You are here
A new study by the American Wholesale Marketers Association (AWMA) is underway that is expected to provide help to convenience store distributors and retailers seeking to increase snack sales and profits.
According to the study's author, Kit Dietz, of Dietz Consulting, LLC, Huron, Ohio, preliminary research already shows that as much as $500 million per year in increased convenience channel sales could be achieved if distribution of warehouse-delivered snacks can be maximized.
That conclusion is based on the same principles used in the 2009 study of candy category opportunities that was completed by Dietz under contract with AWMA, NACS, The Association for Convenience and Petroleum Retailing, and the National Confectioners Association.
That work, entitled "Convenience, Confections & Profit: Targeting the Core," said that if the top 50 "core" brand candy items could achieve full distribution in the channel, sales would be increased by $358.8 million annually. Since then, he said, significant improvements have been achieved, but that there still remains a $750 million incremental sales opportunity for candy and warehouse-delivered snacks combined.
The new study, expected to be completed later this year, is being sponsored exclusively by AWMA.
"Efficient assortment can drive continuous improvement for you and your retail customers," Dietz said at the AWMA Summit and Business Exchange in Key Biscayne, Fla. in September. He urged distributors to focus on making certain that core products are always in stock and effectively merchandised. "Leverage new data, new tools and new thinking that aligns strategic opportunities across the channel," he advised.
Dietz said that while the top 50 candy SKUs produce 33.1 percent of category sales, they do so with just 0.7 percent of SKUs. The next 350 SKUs generate 35.1 percent of sales with just 5 percent of total SKUs. The next 50 SKUs generate 14.7 percent of sales with .7 percent of SKUs, while the bottom 6,550 SKUs produce 17 percent of sales with a whopping 93.6 percent of total SKU count.
Dietz said there are major gaps in distribution of the major SKUs of warehouse-delivered snacks. Salty snacks average an ACV of 51 percent. "That's pretty poor when we have some great items in the category," he observed. Packaged sweet snacks constitute a major void, he added, with average distribution of 39.5 percent.
The challenge, of course, is to increase the share of warehouse delivered snacks products in the store vs. DSD products, Dietz said. Today, DSD controls 60.4 percent of snacks, compared to the 39.6 percent share held by warehouse-delivered snacks.
"We have an opportunity to take category management to a new level to drive margin in the snack category," he said. "We need to get out and impact the stores.
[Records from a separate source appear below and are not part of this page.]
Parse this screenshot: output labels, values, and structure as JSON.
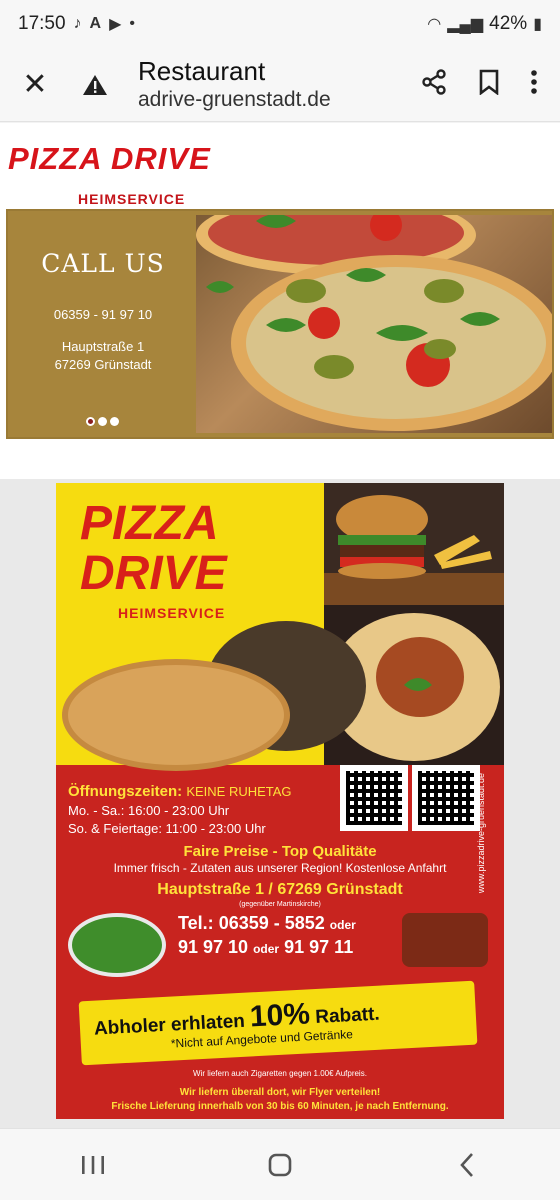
{
  "status": {
    "time": "17:50",
    "battery": "42%"
  },
  "appbar": {
    "title": "Restaurant",
    "url": "adrive-gruenstadt.de"
  },
  "logo": {
    "main": "PIZZA DRIVE",
    "sub": "HEIMSERVICE"
  },
  "banner": {
    "call_label": "CALL US",
    "phone": "06359 - 91 97 10",
    "address_line1": "Hauptstraße 1",
    "address_line2": "67269 Grünstadt"
  },
  "flyer": {
    "title": "PIZZA\nDRIVE",
    "title_line1": "PIZZA",
    "title_line2": "DRIVE",
    "subtitle": "HEIMSERVICE",
    "hours_label": "Öffnungszeiten:",
    "hours_note": "KEINE RUHETAG",
    "hours_weekday": "Mo. - Sa.: 16:00 - 23:00 Uhr",
    "hours_weekend": "So. & Feiertage: 11:00 - 23:00 Uhr",
    "website": "www.pizzadrive-gruenstadt.de",
    "fair": "Faire Preise - Top Qualitäte",
    "fresh": "Immer frisch - Zutaten aus unserer Region! Kostenlose Anfahrt",
    "address": "Hauptstraße 1 / 67269 Grünstadt",
    "landmark": "(gegenüber Martinskirche)",
    "tel_label": "Tel.:",
    "tel_main": "06359 - 5852",
    "tel_or1": "oder",
    "tel_alt1": "91 97 10",
    "tel_or2": "oder",
    "tel_alt2": "91 97 11",
    "promo_text_pre": "Abholer erhlaten",
    "promo_percent": "10%",
    "promo_text_post": "Rabatt.",
    "promo_note": "*Nicht auf Angebote und Getränke",
    "cigarettes": "Wir liefern auch Zigaretten gegen 1.00€ Aufpreis.",
    "delivery1": "Wir liefern überall dort, wir Flyer verteilen!",
    "delivery2": "Frische Lieferung innerhalb von 30 bis 60 Minuten, je nach Entfernung."
  }
}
We're all in this together -- manufacturers, distributors and retailers, joined at the hip to better serve consumers."
Dietz pointed out, however, that because distributors control less than 40 percent of non-DSD snack SKUs, there is no way for distributors to help retailers determine which assortment of snack items would provide the most sales and profit for their individual stores -- unlike the candy category, in which virtually all products go through the warehouse system.
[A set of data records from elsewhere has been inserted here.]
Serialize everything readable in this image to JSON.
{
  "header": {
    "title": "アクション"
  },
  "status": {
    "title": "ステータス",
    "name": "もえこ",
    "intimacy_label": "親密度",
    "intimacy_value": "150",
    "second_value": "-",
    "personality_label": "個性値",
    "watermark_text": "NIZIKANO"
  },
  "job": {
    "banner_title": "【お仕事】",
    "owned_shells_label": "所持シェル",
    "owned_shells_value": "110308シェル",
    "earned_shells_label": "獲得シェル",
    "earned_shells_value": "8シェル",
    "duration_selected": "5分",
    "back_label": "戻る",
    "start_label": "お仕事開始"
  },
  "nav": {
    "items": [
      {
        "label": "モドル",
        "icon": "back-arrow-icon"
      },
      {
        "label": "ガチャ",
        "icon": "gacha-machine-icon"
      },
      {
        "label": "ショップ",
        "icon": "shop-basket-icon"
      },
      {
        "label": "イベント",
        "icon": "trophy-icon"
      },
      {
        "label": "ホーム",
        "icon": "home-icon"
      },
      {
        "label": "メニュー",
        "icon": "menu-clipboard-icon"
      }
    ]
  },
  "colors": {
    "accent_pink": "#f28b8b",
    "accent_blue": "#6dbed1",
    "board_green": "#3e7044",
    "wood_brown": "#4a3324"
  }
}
"Nevertheless," he said, "there is a major opportunity for improving warehouse-delivered snack distribution if suppliers and distributors work together and help retailers understand how they can achieve greater sales and profit by allocating increased space to those products."
To realize that potential, Dietz added, it is important for distributors to identify which SKUs stores should be carrying at the segment and subsegment levels. To achieve that, he encouraged distributors and suppliers to utilize a new data system called InfoMetrics, developed by AWMA with the help of InfoRythm, Pittsburgh, Pa.
That system, which tracks actual warehouse product movement for thousands of SKUs, provides information that allows distributors to determine which items are successful and which are not, and identify gaps in product distribution to their customers.
"Once again, it is clear that the top product performers produce most of the sales and profit day after day, week after week, year after year," said Dietz. "Yet, all too often those products -- which consumers vote for with their dollars -- are not in stock, or are replaced by flash-in-the pan products that have a short life cycle and end up gathering dust on the shelf."
A solution, Dietz said, is to apply category management technology to the warehouse-delivered snack category.
"Distributors have an opportunity to use category management to help improve retailer profitability in the snack category, offering a better margin on the products that they deliver compared to the DSD brands. Distributors have much higher margins to offer, and brands are strong. Yet, all too often, distributors are not achieving proper aisle placement in the stores," he declared.
And so, he advised distributors to focus on core snack products, just as they are doing in the candy category.
He said that with the thousands of products in the channel, there is increased and unnecessary complexity of operations, and resulting high costs.
"By thinking strategically about product assortment, by focusing on those that will deliver sales and profit consistently, dramatic improvements in the bottom line can be realized," he said.
Dietz acknowledged that "you can't just whack SKUs," noting that one of biggest problems that has always existed in the industry is that when non-performing SKUs are eliminated, there are always complaints by those customers who might purchase them, even if only rarely or occasionally.
But by identifying customers who are purchasing the poor performers, and then replacing those products with better performers, sales will improve, he predicted.
"Customers will be happy. Consumers will find what they want. And, profits will follow," he said.